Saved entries
----------

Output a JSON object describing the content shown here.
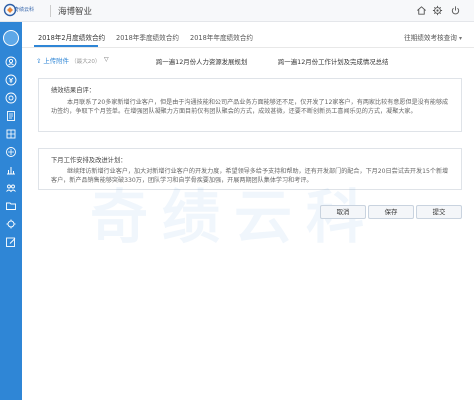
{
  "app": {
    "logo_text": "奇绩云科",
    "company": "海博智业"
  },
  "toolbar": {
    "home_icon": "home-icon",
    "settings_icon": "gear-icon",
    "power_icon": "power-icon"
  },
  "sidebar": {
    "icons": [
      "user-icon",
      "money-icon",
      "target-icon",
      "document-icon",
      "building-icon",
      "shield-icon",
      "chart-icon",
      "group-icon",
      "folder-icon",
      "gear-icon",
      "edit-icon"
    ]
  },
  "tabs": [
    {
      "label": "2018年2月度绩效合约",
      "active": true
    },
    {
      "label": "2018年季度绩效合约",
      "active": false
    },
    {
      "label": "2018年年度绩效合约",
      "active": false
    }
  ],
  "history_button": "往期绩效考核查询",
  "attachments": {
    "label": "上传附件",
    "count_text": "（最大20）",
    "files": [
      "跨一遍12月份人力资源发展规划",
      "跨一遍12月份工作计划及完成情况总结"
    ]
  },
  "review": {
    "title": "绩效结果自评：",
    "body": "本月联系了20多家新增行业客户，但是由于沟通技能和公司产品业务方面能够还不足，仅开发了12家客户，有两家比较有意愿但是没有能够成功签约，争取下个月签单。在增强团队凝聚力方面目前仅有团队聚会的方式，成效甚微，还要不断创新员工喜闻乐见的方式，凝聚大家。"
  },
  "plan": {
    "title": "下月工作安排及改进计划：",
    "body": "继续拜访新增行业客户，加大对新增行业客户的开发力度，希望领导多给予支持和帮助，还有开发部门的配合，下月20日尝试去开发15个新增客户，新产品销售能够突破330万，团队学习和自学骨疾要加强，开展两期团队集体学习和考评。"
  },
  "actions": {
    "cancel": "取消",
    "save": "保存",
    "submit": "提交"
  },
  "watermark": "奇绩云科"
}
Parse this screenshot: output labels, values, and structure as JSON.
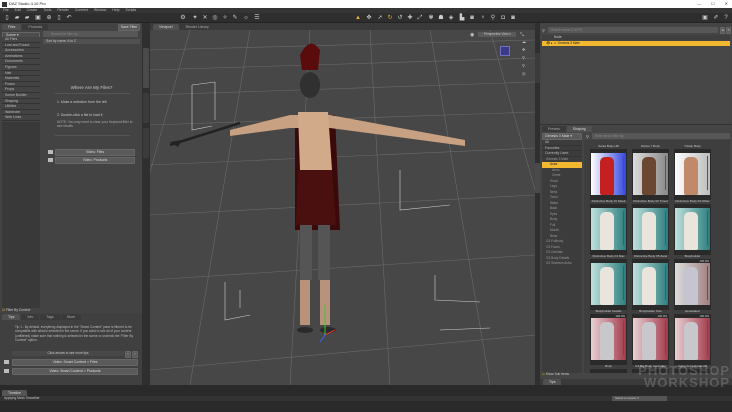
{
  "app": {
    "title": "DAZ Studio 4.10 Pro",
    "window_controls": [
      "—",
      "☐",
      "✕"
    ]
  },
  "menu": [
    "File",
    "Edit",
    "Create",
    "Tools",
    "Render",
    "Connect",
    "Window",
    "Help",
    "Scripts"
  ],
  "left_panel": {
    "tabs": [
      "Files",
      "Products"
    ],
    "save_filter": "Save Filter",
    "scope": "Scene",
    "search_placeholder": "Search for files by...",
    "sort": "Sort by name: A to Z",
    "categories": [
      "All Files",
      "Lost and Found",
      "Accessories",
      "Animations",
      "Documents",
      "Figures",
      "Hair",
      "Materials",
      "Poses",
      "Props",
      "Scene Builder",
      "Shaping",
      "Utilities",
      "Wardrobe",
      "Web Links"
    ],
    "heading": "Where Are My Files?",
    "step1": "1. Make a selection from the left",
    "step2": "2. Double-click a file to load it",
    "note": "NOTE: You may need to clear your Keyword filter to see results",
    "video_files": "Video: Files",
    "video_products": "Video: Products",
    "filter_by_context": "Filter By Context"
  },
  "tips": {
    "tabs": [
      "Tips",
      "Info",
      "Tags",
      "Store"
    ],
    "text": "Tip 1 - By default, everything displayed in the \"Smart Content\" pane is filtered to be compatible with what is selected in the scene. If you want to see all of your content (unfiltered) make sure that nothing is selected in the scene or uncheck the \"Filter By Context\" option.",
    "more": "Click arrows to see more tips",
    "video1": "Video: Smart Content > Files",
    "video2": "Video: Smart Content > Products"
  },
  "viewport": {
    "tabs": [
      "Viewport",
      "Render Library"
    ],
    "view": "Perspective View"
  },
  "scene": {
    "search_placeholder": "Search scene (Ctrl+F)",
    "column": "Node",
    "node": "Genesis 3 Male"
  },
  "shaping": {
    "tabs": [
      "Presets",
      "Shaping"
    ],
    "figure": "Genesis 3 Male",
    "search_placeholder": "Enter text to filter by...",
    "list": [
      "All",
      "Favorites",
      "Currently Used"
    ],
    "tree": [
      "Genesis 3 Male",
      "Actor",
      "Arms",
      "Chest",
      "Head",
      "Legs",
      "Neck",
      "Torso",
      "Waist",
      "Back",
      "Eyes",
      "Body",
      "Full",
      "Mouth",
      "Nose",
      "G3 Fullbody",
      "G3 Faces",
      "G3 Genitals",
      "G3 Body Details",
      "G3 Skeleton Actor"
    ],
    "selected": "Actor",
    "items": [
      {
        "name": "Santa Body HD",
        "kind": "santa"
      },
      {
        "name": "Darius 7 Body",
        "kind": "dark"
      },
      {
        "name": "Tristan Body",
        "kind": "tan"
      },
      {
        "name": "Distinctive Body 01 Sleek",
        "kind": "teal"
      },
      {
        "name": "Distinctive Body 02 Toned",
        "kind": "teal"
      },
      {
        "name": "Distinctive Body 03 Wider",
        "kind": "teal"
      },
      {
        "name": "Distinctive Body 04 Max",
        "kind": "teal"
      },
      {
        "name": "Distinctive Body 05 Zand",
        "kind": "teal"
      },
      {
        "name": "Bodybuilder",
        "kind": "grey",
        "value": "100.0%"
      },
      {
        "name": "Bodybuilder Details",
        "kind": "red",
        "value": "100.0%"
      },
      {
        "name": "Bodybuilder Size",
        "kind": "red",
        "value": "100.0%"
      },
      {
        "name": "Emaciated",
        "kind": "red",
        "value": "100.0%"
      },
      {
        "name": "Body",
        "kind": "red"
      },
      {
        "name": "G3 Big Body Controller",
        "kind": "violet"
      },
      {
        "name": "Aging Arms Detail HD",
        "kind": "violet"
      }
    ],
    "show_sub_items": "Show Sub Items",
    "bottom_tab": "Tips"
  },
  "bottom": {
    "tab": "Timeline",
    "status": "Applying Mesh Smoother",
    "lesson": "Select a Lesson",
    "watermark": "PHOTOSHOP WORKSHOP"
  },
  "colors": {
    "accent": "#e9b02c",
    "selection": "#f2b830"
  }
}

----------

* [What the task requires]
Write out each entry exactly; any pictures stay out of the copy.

* [Solution below]
Output a JSON object describing the content shown here.
{
  "app": {
    "logo_text": "奇绩云科",
    "company": "海博智业"
  },
  "toolbar": {
    "home_icon": "home-icon",
    "settings_icon": "gear-icon",
    "power_icon": "power-icon"
  },
  "sidebar": {
    "icons": [
      "user-icon",
      "money-icon",
      "target-icon",
      "document-icon",
      "building-icon",
      "shield-icon",
      "chart-icon",
      "group-icon",
      "folder-icon",
      "gear-icon",
      "edit-icon"
    ]
  },
  "tabs": [
    {
      "label": "2018年2月度绩效合约",
      "active": true
    },
    {
      "label": "2018年季度绩效合约",
      "active": false
    },
    {
      "label": "2018年年度绩效合约",
      "active": false
    }
  ],
  "history_button": "往期绩效考核查询",
  "attachments": {
    "label": "上传附件",
    "count_text": "（最大20）",
    "files": [
      "跨一遍12月份人力资源发展规划",
      "跨一遍12月份工作计划及完成情况总结"
    ]
  },
  "review": {
    "title": "绩效结果自评：",
    "body": "本月联系了20多家新增行业客户，但是由于沟通技能和公司产品业务方面能够还不足，仅开发了12家客户，有两家比较有意愿但是没有能够成功签约，争取下个月签单。在增强团队凝聚力方面目前仅有团队聚会的方式，成效甚微，还要不断创新员工喜闻乐见的方式，凝聚大家。"
  },
  "plan": {
    "title": "下月工作安排及改进计划：",
    "body": "继续拜访新增行业客户，加大对新增行业客户的开发力度，希望领导多给予支持和帮助，还有开发部门的配合，下月20日尝试去开发15个新增客户，新产品销售能够突破330万，团队学习和自学骨疾要加强，开展两期团队集体学习和考评。"
  },
  "actions": {
    "cancel": "取消",
    "save": "保存",
    "submit": "提交"
  },
  "watermark": "奇绩云科"
}
Parse this screenshot: output labels, values, and structure as JSON.
{
  "app": {
    "title": "DAZ Studio 4.10 Pro",
    "window_controls": [
      "—",
      "☐",
      "✕"
    ]
  },
  "menu": [
    "File",
    "Edit",
    "Create",
    "Tools",
    "Render",
    "Connect",
    "Window",
    "Help",
    "Scripts"
  ],
  "left_panel": {
    "tabs": [
      "Files",
      "Products"
    ],
    "save_filter": "Save Filter",
    "scope": "Scene",
    "search_placeholder": "Search for files by...",
    "sort": "Sort by name: A to Z",
    "categories": [
      "All Files",
      "Lost and Found",
      "Accessories",
      "Animations",
      "Documents",
      "Figures",
      "Hair",
      "Materials",
      "Poses",
      "Props",
      "Scene Builder",
      "Shaping",
      "Utilities",
      "Wardrobe",
      "Web Links"
    ],
    "heading": "Where Are My Files?",
    "step1": "1. Make a selection from the left",
    "step2": "2. Double-click a file to load it",
    "note": "NOTE: You may need to clear your Keyword filter to see results",
    "video_files": "Video: Files",
    "video_products": "Video: Products",
    "filter_by_context": "Filter By Context"
  },
  "tips": {
    "tabs": [
      "Tips",
      "Info",
      "Tags",
      "Store"
    ],
    "text": "Tip 1 - By default, everything displayed in the \"Smart Content\" pane is filtered to be compatible with what is selected in the scene. If you want to see all of your content (unfiltered) make sure that nothing is selected in the scene or uncheck the \"Filter By Context\" option.",
    "more": "Click arrows to see more tips",
    "video1": "Video: Smart Content > Files",
    "video2": "Video: Smart Content > Products"
  },
  "viewport": {
    "tabs": [
      "Viewport",
      "Render Library"
    ],
    "view": "Perspective View"
  },
  "scene": {
    "search_placeholder": "Search scene (Ctrl+F)",
    "column": "Node",
    "node": "Genesis 3 Male"
  },
  "shaping": {
    "tabs": [
      "Presets",
      "Shaping"
    ],
    "figure": "Genesis 3 Male",
    "search_placeholder": "Enter text to filter by...",
    "list": [
      "All",
      "Favorites",
      "Currently Used"
    ],
    "tree": [
      "Genesis 3 Male",
      "Actor",
      "Arms",
      "Chest",
      "Head",
      "Legs",
      "Neck",
      "Torso",
      "Waist",
      "Back",
      "Eyes",
      "Body",
      "Full",
      "Mouth",
      "Nose",
      "G3 Fullbody",
      "G3 Faces",
      "G3 Genitals",
      "G3 Body Details",
      "G3 Skeleton Actor"
    ],
    "selected": "Actor",
    "items": [
      {
        "name": "Santa Body HD",
        "kind": "santa"
      },
      {
        "name": "Darius 7 Body",
        "kind": "dark"
      },
      {
        "name": "Tristan Body",
        "kind": "tan"
      },
      {
        "name": "Distinctive Body 01 Sleek",
        "kind": "teal"
      },
      {
        "name": "Distinctive Body 02 Toned",
        "kind": "teal"
      },
      {
        "name": "Distinctive Body 03 Wider",
        "kind": "teal"
      },
      {
        "name": "Distinctive Body 04 Max",
        "kind": "teal"
      },
      {
        "name": "Distinctive Body 05 Zand",
        "kind": "teal"
      },
      {
        "name": "Bodybuilder",
        "kind": "grey",
        "value": "100.0%"
      },
      {
        "name": "Bodybuilder Details",
        "kind": "red",
        "value": "100.0%"
      },
      {
        "name": "Bodybuilder Size",
        "kind": "red",
        "value": "100.0%"
      },
      {
        "name": "Emaciated",
        "kind": "red",
        "value": "100.0%"
      },
      {
        "name": "Body",
        "kind": "red"
      },
      {
        "name": "G3 Big Body Controller",
        "kind": "violet"
      },
      {
        "name": "Aging Arms Detail HD",
        "kind": "violet"
      }
    ],
    "show_sub_items": "Show Sub Items",
    "bottom_tab": "Tips"
  },
  "bottom": {
    "tab": "Timeline",
    "status": "Applying Mesh Smoother",
    "lesson": "Select a Lesson",
    "watermark": "PHOTOSHOP WORKSHOP"
  },
  "colors": {
    "accent": "#e9b02c",
    "selection": "#f2b830"
  }
}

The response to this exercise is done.